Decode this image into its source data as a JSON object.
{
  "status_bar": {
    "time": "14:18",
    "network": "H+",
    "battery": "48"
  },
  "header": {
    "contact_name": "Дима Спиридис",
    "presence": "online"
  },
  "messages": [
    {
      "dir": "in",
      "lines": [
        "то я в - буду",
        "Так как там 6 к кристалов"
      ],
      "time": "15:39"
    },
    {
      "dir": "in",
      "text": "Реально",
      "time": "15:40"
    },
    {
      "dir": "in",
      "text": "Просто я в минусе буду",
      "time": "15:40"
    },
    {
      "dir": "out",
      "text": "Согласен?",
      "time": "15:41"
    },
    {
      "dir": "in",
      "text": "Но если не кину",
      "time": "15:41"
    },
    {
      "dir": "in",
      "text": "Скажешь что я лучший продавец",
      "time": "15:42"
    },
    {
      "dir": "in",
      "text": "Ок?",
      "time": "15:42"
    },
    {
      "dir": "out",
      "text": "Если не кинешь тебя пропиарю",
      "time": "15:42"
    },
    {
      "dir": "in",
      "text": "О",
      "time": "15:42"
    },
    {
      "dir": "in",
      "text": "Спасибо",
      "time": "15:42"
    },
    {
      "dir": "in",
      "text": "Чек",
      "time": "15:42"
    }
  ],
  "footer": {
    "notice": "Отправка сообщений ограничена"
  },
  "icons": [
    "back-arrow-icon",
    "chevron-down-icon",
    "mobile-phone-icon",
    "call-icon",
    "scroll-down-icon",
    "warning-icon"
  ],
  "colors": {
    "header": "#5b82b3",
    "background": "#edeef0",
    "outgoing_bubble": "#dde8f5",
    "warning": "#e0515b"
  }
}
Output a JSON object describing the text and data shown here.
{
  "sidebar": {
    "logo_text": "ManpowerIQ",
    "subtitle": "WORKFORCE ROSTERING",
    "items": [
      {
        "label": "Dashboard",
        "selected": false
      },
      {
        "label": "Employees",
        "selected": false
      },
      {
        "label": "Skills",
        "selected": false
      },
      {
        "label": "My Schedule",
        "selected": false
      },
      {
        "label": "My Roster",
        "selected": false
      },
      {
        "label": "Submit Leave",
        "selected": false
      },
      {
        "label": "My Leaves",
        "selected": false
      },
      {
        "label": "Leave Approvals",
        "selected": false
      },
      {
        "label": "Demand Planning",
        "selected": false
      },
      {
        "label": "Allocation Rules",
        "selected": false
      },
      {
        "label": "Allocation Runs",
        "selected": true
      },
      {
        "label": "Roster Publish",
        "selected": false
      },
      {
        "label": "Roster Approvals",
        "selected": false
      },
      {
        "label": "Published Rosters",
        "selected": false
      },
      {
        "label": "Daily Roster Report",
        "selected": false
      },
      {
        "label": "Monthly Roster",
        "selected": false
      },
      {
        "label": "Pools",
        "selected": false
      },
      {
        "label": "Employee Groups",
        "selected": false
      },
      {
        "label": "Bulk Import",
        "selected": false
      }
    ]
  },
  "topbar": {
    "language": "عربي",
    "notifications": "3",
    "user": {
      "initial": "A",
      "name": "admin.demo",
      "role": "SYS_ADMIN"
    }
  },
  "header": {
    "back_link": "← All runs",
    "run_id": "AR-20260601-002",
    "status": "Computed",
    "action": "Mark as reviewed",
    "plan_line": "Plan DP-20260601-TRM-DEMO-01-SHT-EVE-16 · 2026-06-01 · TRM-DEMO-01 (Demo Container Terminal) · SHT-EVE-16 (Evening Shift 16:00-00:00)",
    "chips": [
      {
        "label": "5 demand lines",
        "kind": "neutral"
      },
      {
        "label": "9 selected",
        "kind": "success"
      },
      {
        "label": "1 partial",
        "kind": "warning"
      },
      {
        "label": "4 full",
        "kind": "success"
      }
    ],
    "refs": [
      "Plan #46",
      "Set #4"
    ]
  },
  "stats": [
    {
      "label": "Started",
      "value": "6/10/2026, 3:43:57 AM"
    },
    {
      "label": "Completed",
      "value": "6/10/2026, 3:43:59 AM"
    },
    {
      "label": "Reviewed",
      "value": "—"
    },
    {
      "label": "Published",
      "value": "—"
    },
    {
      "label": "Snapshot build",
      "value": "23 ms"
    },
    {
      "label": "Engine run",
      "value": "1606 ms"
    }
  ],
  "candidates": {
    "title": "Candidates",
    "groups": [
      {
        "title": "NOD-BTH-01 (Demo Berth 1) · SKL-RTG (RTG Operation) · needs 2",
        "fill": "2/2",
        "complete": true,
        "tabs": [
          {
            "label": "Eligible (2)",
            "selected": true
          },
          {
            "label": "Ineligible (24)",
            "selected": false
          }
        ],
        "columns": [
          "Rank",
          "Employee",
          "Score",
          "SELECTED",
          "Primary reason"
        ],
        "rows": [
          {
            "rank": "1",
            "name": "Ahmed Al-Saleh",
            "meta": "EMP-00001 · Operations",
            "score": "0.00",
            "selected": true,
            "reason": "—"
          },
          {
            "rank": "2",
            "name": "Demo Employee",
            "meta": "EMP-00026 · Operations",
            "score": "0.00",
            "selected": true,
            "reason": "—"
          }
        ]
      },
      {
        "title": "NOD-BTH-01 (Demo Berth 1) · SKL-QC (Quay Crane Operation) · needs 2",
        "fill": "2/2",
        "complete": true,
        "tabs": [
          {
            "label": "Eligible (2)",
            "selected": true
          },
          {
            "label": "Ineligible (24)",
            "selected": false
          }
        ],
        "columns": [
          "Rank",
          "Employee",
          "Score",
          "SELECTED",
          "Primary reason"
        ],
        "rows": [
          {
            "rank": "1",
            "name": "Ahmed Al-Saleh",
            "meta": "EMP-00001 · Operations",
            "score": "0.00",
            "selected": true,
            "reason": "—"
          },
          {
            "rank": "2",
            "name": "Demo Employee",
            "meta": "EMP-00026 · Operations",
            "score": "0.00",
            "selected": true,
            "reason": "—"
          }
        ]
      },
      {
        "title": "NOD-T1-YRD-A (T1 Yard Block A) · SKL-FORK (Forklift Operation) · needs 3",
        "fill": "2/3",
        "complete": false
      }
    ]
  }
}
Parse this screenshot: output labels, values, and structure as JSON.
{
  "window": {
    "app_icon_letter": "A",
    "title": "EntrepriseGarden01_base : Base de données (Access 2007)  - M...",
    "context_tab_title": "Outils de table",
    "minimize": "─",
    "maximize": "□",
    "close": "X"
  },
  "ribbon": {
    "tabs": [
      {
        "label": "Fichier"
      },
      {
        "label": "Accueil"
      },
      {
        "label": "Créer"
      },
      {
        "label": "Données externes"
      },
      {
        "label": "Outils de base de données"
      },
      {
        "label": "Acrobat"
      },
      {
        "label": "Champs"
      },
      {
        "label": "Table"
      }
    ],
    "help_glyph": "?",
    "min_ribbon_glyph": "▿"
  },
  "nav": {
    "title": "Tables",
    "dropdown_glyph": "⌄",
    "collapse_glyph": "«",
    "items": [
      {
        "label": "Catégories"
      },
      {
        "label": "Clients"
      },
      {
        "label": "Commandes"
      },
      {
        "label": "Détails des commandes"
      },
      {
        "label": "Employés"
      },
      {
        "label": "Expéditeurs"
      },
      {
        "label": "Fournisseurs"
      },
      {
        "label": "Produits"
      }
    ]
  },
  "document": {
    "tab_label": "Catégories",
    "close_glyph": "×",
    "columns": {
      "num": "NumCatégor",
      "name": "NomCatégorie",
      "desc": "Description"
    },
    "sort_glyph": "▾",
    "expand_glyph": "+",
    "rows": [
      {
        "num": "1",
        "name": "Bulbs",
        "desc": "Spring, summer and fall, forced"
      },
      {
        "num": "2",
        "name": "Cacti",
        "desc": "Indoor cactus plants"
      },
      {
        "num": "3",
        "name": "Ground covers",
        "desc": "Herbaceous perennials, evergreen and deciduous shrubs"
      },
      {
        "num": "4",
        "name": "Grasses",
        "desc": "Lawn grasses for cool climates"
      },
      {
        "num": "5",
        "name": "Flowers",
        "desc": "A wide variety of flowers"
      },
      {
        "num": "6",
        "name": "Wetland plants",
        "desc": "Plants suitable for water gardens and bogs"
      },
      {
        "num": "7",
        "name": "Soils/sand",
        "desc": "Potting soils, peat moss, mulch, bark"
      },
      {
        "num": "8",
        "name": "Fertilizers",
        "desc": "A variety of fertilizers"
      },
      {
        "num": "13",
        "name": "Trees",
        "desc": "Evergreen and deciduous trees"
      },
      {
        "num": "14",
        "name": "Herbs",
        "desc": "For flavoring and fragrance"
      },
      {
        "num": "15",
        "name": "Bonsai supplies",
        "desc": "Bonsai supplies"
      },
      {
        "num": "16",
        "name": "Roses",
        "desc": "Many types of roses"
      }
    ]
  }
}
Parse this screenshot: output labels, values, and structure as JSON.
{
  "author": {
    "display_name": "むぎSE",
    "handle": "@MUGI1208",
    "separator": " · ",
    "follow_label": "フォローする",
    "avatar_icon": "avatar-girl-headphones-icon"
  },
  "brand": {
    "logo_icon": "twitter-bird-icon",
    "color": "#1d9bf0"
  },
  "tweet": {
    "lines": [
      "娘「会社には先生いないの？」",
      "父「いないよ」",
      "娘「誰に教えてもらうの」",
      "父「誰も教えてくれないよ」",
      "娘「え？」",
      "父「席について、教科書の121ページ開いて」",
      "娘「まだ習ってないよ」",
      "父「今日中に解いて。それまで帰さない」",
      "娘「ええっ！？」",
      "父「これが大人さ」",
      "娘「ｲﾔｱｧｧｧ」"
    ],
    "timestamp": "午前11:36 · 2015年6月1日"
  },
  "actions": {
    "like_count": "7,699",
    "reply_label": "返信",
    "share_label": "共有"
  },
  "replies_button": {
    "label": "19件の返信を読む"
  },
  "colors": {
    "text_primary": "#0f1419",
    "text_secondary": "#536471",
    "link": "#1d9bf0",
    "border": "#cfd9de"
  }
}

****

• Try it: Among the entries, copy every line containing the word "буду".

• Completed exercise:
        "то я в - буду",
      "text": "Просто я в минусе буду",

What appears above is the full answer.